The public service is not a “cushy” job according to Dubbo resident Austin Jupp, who has just been rewarded for more than 40 years work in the public sector.
Mr Jupp was presented with the State Government’s long-service medallion at a ceremony in Sydney recently and said the perception of the public service as a laid-back career was mistaken.
“The public service is very accountable for its time, cost and performance and if you don’t measure up you’ll be shown the door,” he said.
Mr Jupp started work in Sydney on February 17 1959 with the Valuer-General’s Department and retired in Dubbo in December 1999.
He was recommended by the department for the medallion, given out for meritorious service.
“Not everyone who works for 40 years gets one so I was very honoured – I didn’t expect it,” Mr Jupp said.
“It is a satisfying reward for years of commitment and dedication.”
Despite starting his career in Sydney Mr Jupp soon moved to country areas and said he loved every minute of it.
“I’ve worked in the north-west and central coast of NSW as well as the central west,” he said.
“I’ve always worked with rural people and those people, plus the places I have been, are the real highlights of my career. I was promoted and came to Dubbo in 1987 and I only decided to come here because I could still work with country people.”
Mr Jupp agreed these days it was unusual for people to stay in the one job for such a long period.
“Managers now would probably look for someone who had changed jobs and tried different things,” he said.
“But when I started out I certainly expected to be working for 40 years and I had no intention of going anywhere else – I was extremely happy where I was.”
Since his retirement Mr Jupp said he had been enjoying life to the full.
“I’m still doing a bit of contract valuing work for private companies but mostly I have been enjoying time with my grandchildren and growing orchids,” he said.

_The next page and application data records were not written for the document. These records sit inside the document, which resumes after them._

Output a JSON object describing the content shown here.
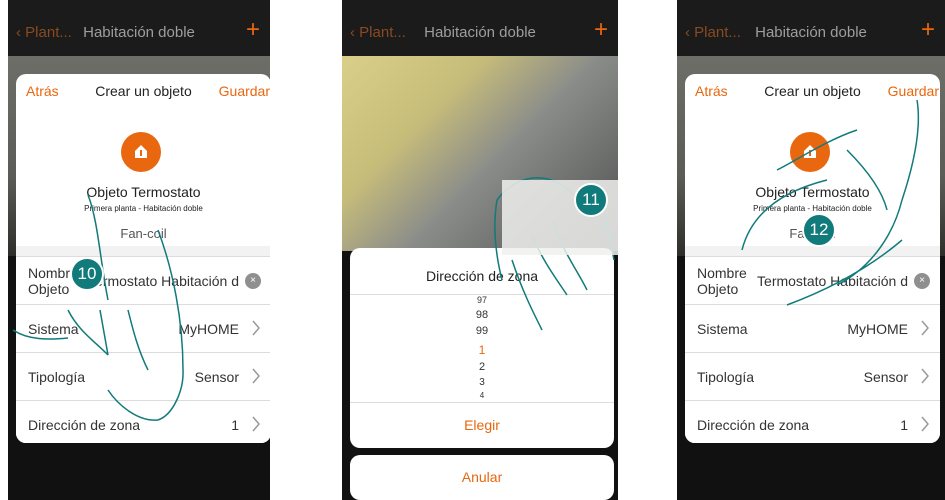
{
  "topbar": {
    "back_label": "Plant...",
    "title": "Habitación doble",
    "plus": "+"
  },
  "form": {
    "back": "Atrás",
    "title": "Crear un objeto",
    "save": "Guardar",
    "object_name": "Objeto Termostato",
    "object_sub": "Primera planta - Habitación doble",
    "object_type": "Fan-coil",
    "rows": {
      "name_label": "Nombre Objeto",
      "name_value": "Termostato Habitación d",
      "system_label": "Sistema",
      "system_value": "MyHOME",
      "type_label": "Tipología",
      "type_value": "Sensor",
      "zone_label": "Dirección de zona",
      "zone_value": "1"
    }
  },
  "picker": {
    "title": "Dirección de zona",
    "numbers": [
      "97",
      "98",
      "99",
      "1",
      "2",
      "3",
      "4"
    ],
    "selected": "1",
    "choose": "Elegir",
    "cancel": "Anular"
  },
  "steps": [
    "10",
    "11",
    "12"
  ],
  "colors": {
    "accent": "#e8670f",
    "badge": "#117a7a"
  }
}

“My wife and I are also involved with Holy Trinity Church which is great.
“I loved my work but after 40 years I was definitely ready to retire.”
This article first appeared in Hangzhou Night Net.